However, they also have a package headed to Dime Box Texas and Toad Suck Arkansas. Those will be consolidated into cars headed to the Houston and Little Rock areas. Branch line trains or coordinated rail-truck freight will finally deliver those packages. If those cars are not full, they may stop in St. Louis and/or Kansas City to be further sorted and consolidated. The package which left New Jersey in a Union Pacific box car might be carried by 3 different box cars before it arrived at its destination. Most transload facilities received cars all day, swapped packages from one car to another, then were pulled around 6-7:00p to head to their next destination hopefully to arrive by 6:00a for delivery the next day. At a freight or transload house, every spot on every track had a designated destination, and everyone on the dock knew that system – it was the same every day. If a box car loaded with mixed destination freight arrived from Chicago and was spotted at the New Orleans spot, it will be unloaded and then reloaded with packages headed to New Orleans. No one cared who the home road was for that car – it was in the New Orleans spot, to New Orleans it would go. Had it come in 30 minutes later, it might be in the Chicago spot headed back to Chicago. About 5p the freight house will close to new freight shipments, all the cars will be finished up, loads braced, and then the house will be pulled pretty much at one time, the cars taken to the yard and put on trains. Crews would not normally pull one car, then come back and pull another, etc. Remember the cars were often spotted 4-5 cars wide with their doors lined up and bridges placed between the cars to facilitate  movement from one car to another. You did not come and pull a car from the middle of that.  The freight house tracks would sit empty most of the night as new arrivals came on the overnight trains.  

Look at the photos sent yesterday of Chicago.

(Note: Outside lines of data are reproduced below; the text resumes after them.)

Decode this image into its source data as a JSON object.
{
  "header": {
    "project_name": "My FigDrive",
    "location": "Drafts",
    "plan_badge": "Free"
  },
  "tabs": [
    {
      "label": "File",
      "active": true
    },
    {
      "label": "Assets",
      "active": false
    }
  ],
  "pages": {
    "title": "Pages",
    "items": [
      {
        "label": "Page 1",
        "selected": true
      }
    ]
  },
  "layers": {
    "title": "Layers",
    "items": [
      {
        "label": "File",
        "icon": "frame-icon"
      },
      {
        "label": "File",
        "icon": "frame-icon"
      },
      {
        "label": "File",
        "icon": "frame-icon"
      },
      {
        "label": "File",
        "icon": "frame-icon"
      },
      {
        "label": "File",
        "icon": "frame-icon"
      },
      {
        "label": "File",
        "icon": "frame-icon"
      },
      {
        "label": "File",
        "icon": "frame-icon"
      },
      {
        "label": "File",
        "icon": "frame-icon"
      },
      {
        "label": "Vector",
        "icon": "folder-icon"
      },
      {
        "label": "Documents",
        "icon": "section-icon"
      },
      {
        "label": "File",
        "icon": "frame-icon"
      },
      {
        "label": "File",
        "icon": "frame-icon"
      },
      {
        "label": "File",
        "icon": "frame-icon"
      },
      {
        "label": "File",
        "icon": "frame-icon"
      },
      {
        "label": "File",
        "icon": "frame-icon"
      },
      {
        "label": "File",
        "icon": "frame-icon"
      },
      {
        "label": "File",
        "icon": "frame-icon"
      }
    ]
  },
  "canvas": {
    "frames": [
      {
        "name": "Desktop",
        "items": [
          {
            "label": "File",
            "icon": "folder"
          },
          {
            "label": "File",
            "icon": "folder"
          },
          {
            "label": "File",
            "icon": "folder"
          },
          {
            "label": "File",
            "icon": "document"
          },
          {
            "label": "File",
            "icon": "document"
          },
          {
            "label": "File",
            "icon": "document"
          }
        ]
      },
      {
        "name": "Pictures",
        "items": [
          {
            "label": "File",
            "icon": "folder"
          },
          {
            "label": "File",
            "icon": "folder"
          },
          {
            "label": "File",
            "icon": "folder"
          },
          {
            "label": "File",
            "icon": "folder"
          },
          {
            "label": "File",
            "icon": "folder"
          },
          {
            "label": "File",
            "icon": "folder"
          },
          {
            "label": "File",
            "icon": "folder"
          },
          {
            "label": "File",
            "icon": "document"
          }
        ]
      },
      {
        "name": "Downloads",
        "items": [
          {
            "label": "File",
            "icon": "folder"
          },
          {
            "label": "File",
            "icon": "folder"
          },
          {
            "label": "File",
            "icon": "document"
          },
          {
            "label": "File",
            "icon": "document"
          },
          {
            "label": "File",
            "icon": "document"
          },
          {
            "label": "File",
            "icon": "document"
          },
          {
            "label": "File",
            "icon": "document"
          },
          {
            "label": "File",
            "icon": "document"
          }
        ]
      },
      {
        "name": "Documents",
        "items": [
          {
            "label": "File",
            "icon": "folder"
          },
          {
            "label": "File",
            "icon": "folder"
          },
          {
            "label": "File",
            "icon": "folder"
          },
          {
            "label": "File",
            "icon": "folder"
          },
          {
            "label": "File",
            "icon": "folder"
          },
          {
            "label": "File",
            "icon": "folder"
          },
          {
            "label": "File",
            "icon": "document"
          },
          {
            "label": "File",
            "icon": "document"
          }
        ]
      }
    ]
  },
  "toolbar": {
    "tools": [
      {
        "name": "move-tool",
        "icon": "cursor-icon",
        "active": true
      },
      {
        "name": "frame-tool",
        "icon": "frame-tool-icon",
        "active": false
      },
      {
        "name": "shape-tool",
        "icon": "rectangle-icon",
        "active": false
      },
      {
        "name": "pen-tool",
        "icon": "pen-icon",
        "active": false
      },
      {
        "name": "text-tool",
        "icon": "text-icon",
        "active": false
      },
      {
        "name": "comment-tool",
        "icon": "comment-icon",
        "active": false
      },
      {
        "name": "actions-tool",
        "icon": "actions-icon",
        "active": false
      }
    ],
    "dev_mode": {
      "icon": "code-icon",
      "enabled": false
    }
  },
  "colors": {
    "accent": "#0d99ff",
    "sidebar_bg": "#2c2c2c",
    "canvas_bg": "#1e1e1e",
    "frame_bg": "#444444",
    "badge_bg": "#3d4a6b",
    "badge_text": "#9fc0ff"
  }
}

Freight houses were everywhere in the downtown area.

 

 

J. Stephen Sandifer

 

From: main@RealSTMFC.groups.io <main@RealSTMFC.groups.io> On Behalf Of Allen Cain
Sent: Saturday, August 1, 2020 8:42 AM
To: main@realstmfc.groups.io
Subject: Re: [RealSTMFC] Express Car Movements

 

Thanks for all who contributed.

 

I am clear on the "Express" cars traveling around about anywhere but not so clear on the LCL cars.

 

Am I to understand that LCL FREIGHT cars would have TYPICALLY stayed on the home roads but COULD have strayed to other roads?

 

Thanks again,

 

Allen Cain


Re: PFE wood ice reefer underframes

radiodial868
 

On Fri, Jul 31, 2020 at 09:30 AM, Dick Harley wrote:
Terry Wegmann tooling for the RR Design
Dick, You've added a term I am not familiar with and haven't found on your great website (which I love).
"RR Design"  What underframe is this in reference to?
 Thx,
-------------------
RJ Dial

Mendocino, CA


Re: Express Car Movements

mopacfirst
 

Clarifying my post, I was thinking of the period after the LCL tariffs were abolished, and/or if a car was 'captured' by somebody having a request for a car one morning when there weren't any regular ones around.

Ron Merrick


Re: Express Car Movements

mopacfirst
 

A MoPac Eagle LCL car could have made it to SoCal, but it's not very likely, only because these were mostly 40' and 36' low-cube cars rebuilt from single-sheathed cars without changing the roof height.  

An NYC Pacemaker definitely made it to Oklahoma or Texas, because I have a (poor, but identifiable) photo of one southbound through Kansas on the RI in 1969.

Ron Merrick